stamps for him,” she ponders, and continues to ponder for 15 years.

Once the narrator changes perspective and begins to view herself from the perspective of an outsider, does she gain some distance and realises that she is the victim of adultery. Only then can her dream of becoming an “art monster” finally begin to take shape.

But turning into an “art monster” is not about chasing happiness and success, as was the case for a wounded diva, nor is it about being a strong, or for that matter, a weak woman. It is about artistic freedom and female liberation (or emancipation). About being oneself, yet constantly changing and transforming. To live is to create, to create is to live.
As far as the monster is concerned, it has historically always been regarded as “The Other”. It began with the Gothic tale about Mary Shelley and has continued to the horror films of today. Judith Halberstam finds the monster impossible to define. According to her, every attempt to define the monster will always leave certain aspects
incomprehensible. That is what comes to mind as I look at the works that are part of Misschiefs, a collected production of 13 distinctive women's distinctive works.

The Austrian author Ingeborg Bachmann claimed that everything that can be said about a work is weaker than the work itself. It is a difficult task to describe a work without having the feeling of diminishing it. In the same way, it is a difficult task to select a few works of art to write about in this preface. Especially considering how all of the works are equally interesting in their own way. Each one individually, but also together as a whole. It is with difficulty, but for reasons of limited space, I have been forced to select some of the works.

When looking for a common motif, there is a classic and recurring theme for this exhibition, namely the cycle of life and death. So how is this portrayed in Misschiefs?
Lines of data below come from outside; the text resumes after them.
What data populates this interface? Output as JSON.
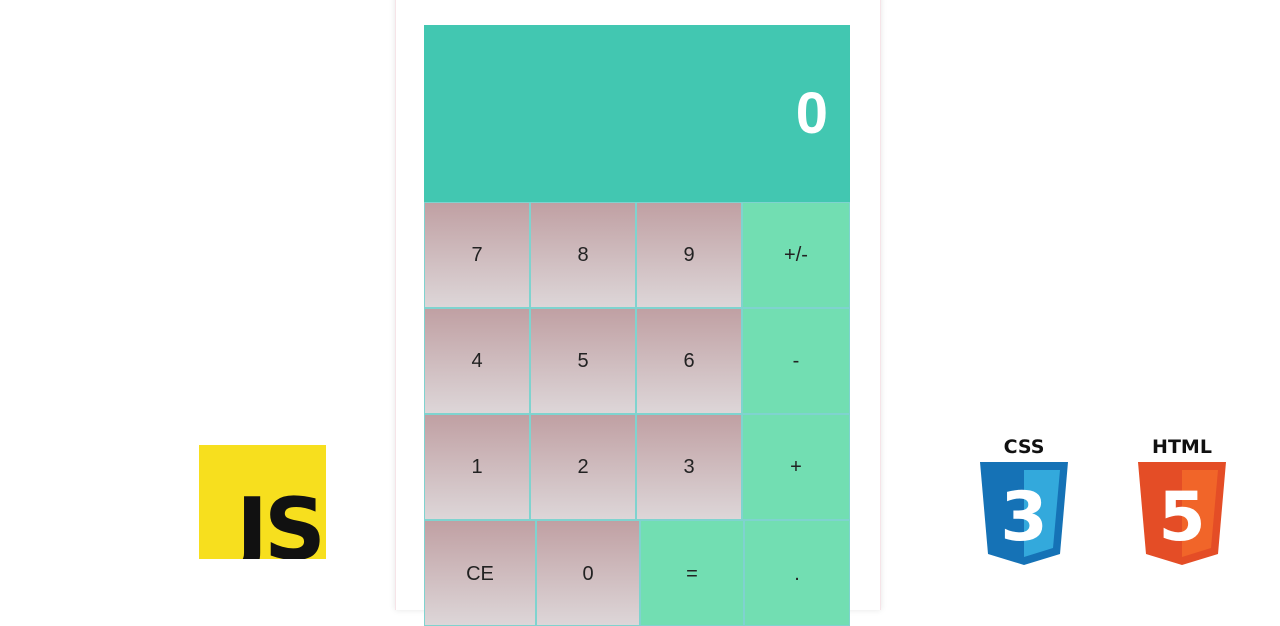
{
  "display": {
    "value": "0"
  },
  "keys": {
    "k7": "7",
    "k8": "8",
    "k9": "9",
    "sign": "+/-",
    "k4": "4",
    "k5": "5",
    "k6": "6",
    "minus": "-",
    "k1": "1",
    "k2": "2",
    "k3": "3",
    "plus": "+",
    "ce": "CE",
    "k0": "0",
    "equals": "=",
    "dot": "."
  },
  "logos": {
    "js": "JS",
    "css": "CSS",
    "css_num": "3",
    "html": "HTML",
    "html_num": "5"
  },
  "colors": {
    "display_bg": "#42c7b1",
    "number_key_top": "#c0a0a3",
    "number_key_bottom": "#ddd6d8",
    "operator_key": "#72deb2",
    "js_yellow": "#f7df1e",
    "css_blue": "#2965f1",
    "html_orange": "#e44d26"
  }
}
In the universe, the non-land created by Farvash, there is an express link between micro and macro cosmos. Paradox Tale of Logic Gate is an installation, a live performance that is a ritual, and a prayer mat accompanied by a mask. This control room contains the movements of the character or non-character. Someone who doesn’t belong, yet is controlled anyway. No one belongs but are still conspiratorially controlled and silenced. Only Farvash knows the true origin of the camouflage and she chooses to keep that a secret. But she can confirm that it was used in combat.
It was embroidered and beautified by her. A beautification that examines the contemporary consumption of war. The original design of the camouflage is symbolic. The color red stands for courage and martyrdom, green is for Islam, white stands for peace. The meaning of the color black can only be understood by the designer of the camouflage and possibly by the one who wore it. Here, too, we see the contrast between the hand that embroidered beauty and the hand ready to embark in battle after prayer. Farvash's re-creation of the prayer mat can be seen as a study of spirituality that delves backwards in history and looks ahead to the future through technology and science fiction.

In contrast to Farvash’s work, where the significant of the color black is unknown and a part of the other colors, it completely drips and dominates in Yngvild Sæter's The Spirit Realm. Black and heavy metals. A near-death experience was the trigger for Sæter’s work with heavy materials, as a way to gain control over life and death. Some would say that she works with traditionally male materials. But by tearing up a motorcycle and remaking it into a chandelier, she challenges the view of strength and weakness and of male and female. In Sæter's way
of working with the materials, the concept of gender is destabilized as is the view of what it means to be an authentic human being.

The birth of man begins with the mother. Motherhood is also a reoccurring theme for both Märta Mattsson and Åsa Jungnelius. Mattsson has created the Maggie & Cate lamps in the actual size of human babies. Mattsson describes these creatures as a way for her to anthropomorphize the complex and complicated issues of motherhood. There is a belief that a woman should give birth. Almost like a compulsion. But giving birth to art instead of giving birth to children should be just as good and she considers herself to be a proud mother, just not of a human child.

Since the beginning of her work as an artist, Åsa Jungnelius has played with the beautiful material glass, by making it dirty and subjected it to forms and shapes that are not associated with modernist art: order, tidiness and how things should be placed neatly in given places. Unlike Märta Mattsson, Jungnelius has created something for Misschiefs that celebrates motherhood: the dining table Lena, dedicated to her mother. But it's not just about motherhood, Jungnelius also wants to defend friendship and collective pluralism.

The authentic person does not exist, writes Karin Johannisson. I think about how all Misschiefs both create and recreate, stretch and challenge our conception, regarding how we are supposed to act, not only as a woman but also as a human being. Works are added to works like passion is added to passion. Form to form as energy is added to energy. Materials to materials like examination to examination. To be An Injured Diva is to be an “art monster” is to be a Misschief – a passionate, contradictory and interchangeable, straight and skewed, clear and enigmatic.

Sara Abdollahi

Sara Abdollahi is a literary critic at Expressen Kultur and essayist

Original text in Swedish
English translation by Fern Scott Olsson and Nathan Hamelberg